Lars Von Trier is unlike any other director.  Every time I watch his films for the first time (for my sanity, usually the only time), I become a potential victim of an impending disaster. An example- watching another planet hurtling towards Earth, waiting for the apocalyptic crash that pulverizes every atom of faith or optimism. With Von Trier having recently been declared persona non grata at Cannes, my desire to see his latest experiment in dystopia is greatly emboldened.

Two years ago, I saw Von Trier’s previous film Antichrist, in theaters. There were about forty people who had no idea what they were getting themselves into when the film started and fewer than twenty PTSD victims remained when the film ended. This has since become my most recommended film of the last two years as a fantastically enigmatic justification for misogyny. I had seen other Von Trier films to this point with mixed results, with only Breaking the Waves and Dancer in the Dark standing out. But after the raw elemental brilliance of Antichrist, Von Trier became filmmaker mucho grata in my playlist.

Melancholia stars Kirsten Dunst (The Virgin Suicides) as Justine, a successful marketing executive who becomes depressed just after marrying Michael, played by Alexander Skarsgard (True Blood). The beginning sequence of unsettling visual poetry is reminiscent of Cocteau’s Orpheus, a highlight reel of future events told using only Wagner’s opening to Tristan and Isolde as a harmoniously dissonant foil to the potential chaos befalling Justine, her sister Claire (Charlotte Gainsbourg, who played She in Antichrist), and Claire’s son Leo (Cameron Spurr). Most notable is the syzygy of these three- with Justine under Melancholia, Leo with the Moon, and Claire with the Sun.

After the surrealistic prologue we join the reception, where Justine’s alignment with Melancholia is further realized as she becomes depressed. As suggested by the title, depression is a huge theme in this film, and the steps taken as they reconcile with their despair becomes the major conflict wrought between the characters. Justine seems to be ahead of the curve regarding this notion of a path one must follow through the melancholy. Because, as you may guess, things do begin to unravel, for everyone, even Claire’s optimistic husband John (Kiefer Sutherland) eventually falters.

Justine’s whimsy on what should be the happiest day of her life is flanked by her goofy father (John Hurt) and her peace freak mother (Charlotte Rampling), whose bitterness and obvious disgust for her ex-husband drives a wedge between them all.
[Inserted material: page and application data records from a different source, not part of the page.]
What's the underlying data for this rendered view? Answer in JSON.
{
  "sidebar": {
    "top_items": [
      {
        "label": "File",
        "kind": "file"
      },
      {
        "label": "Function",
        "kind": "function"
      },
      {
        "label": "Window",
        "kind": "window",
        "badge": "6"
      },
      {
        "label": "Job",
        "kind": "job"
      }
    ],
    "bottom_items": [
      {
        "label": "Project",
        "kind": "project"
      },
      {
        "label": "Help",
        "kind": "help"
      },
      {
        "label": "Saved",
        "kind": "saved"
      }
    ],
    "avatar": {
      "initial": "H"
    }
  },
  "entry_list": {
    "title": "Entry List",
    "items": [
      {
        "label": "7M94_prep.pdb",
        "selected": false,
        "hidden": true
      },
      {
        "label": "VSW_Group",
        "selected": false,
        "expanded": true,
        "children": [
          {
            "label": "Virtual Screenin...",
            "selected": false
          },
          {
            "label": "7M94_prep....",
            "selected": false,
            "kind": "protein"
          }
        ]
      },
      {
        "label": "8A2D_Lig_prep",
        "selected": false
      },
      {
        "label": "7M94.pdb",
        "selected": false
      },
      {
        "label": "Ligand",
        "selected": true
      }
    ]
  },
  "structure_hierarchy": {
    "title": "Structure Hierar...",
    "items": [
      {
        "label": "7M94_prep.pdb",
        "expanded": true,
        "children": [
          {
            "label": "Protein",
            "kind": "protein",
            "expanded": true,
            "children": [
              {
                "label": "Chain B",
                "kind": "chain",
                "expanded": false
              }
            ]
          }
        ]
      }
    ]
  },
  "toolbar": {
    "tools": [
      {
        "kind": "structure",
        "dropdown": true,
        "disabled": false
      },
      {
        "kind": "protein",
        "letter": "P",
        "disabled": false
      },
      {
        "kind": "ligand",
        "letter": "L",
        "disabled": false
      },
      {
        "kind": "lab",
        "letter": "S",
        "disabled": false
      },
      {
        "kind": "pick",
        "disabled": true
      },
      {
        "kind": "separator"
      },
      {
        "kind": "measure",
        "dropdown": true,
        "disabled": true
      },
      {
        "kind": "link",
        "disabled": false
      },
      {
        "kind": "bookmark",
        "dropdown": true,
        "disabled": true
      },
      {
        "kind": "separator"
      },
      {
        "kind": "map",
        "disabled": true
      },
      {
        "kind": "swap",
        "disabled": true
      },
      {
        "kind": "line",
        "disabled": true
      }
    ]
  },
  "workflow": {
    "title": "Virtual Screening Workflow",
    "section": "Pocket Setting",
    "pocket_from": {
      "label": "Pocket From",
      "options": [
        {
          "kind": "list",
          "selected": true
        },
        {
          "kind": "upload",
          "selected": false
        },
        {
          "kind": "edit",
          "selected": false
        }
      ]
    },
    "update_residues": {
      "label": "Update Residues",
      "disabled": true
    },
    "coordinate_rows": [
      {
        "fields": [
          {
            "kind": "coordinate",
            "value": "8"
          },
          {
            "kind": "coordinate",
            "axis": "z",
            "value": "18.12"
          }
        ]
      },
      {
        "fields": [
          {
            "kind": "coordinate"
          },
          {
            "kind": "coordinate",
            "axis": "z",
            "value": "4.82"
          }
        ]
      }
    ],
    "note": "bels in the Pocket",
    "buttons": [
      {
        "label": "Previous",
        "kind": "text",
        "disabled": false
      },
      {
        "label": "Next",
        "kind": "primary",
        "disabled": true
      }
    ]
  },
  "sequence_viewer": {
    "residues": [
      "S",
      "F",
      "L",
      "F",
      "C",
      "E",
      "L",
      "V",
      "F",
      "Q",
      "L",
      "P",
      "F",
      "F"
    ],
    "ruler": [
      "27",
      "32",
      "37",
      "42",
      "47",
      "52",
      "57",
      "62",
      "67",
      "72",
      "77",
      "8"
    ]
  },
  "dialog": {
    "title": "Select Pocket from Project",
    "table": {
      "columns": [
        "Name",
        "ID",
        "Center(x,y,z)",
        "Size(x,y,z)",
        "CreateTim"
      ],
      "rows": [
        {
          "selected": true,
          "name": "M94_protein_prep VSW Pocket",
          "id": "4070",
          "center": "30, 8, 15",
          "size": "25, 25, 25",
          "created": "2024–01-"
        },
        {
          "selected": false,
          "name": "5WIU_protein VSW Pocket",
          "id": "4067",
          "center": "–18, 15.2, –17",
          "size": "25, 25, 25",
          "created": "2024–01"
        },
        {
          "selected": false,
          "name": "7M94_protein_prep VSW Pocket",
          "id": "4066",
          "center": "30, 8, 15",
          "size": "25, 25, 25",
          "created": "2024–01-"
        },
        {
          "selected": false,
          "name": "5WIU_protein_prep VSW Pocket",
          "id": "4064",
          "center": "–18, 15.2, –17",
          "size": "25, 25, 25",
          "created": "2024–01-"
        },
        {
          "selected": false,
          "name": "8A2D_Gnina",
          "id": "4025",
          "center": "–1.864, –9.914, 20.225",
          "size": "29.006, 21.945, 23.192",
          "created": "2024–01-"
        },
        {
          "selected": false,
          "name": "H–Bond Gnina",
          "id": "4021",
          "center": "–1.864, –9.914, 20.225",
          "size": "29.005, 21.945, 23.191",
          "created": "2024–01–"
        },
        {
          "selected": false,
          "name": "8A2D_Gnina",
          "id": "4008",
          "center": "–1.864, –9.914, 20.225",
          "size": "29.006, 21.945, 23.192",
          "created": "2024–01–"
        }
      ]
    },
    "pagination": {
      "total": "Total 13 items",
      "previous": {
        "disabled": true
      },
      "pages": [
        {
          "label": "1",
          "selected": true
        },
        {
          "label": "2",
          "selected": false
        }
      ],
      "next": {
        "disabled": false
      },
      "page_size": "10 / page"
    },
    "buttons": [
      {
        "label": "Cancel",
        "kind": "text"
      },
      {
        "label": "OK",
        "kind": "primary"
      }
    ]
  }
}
Justine keeps seeking solitude amongst this and everything else, finding solace by gazing at the stars, knowing something is coming. After despair and helplessness comes resignation, this is where Justine finds herself just as Claire enters into despair, still a verse behind.

Following the reception we stay at this gorgeous castle where Claire and John are taking care of a hapless Justine. John is eagerly awaiting Melancholia, which is supposed to pass by Earth harmlessly yet gloriously. Claire’s increasing fear becomes inversely proportional to Justine’s apathy. This is further edified later by Justine’s rejection to Claire’s pleas, echoing the rejection Justine felt earlier from her mother’s dismissal towards her when she felt the melancholy coming on. I guess we all become our parents in some way.

Watching this film was like defusing a bomb attached to your reason. If you cut the wrong wire, the surreal will envelope you. Don’t become sad and fear not.  Von Trier has made a very effective film that I will watch again, knowing that I will find more planets lurking behind the stars (minus the bloody handjobs found in other films of his). Things do come together; the people and their overlapping mood cycles run their course. The resignation from before morphs into a tired serenity, as if they are ready to let the melancholia envelope them. Is that the lesson? That would suggest redemption, something sparsely found in a Von Trier film. How about a fantastic justification for popping Zoloft?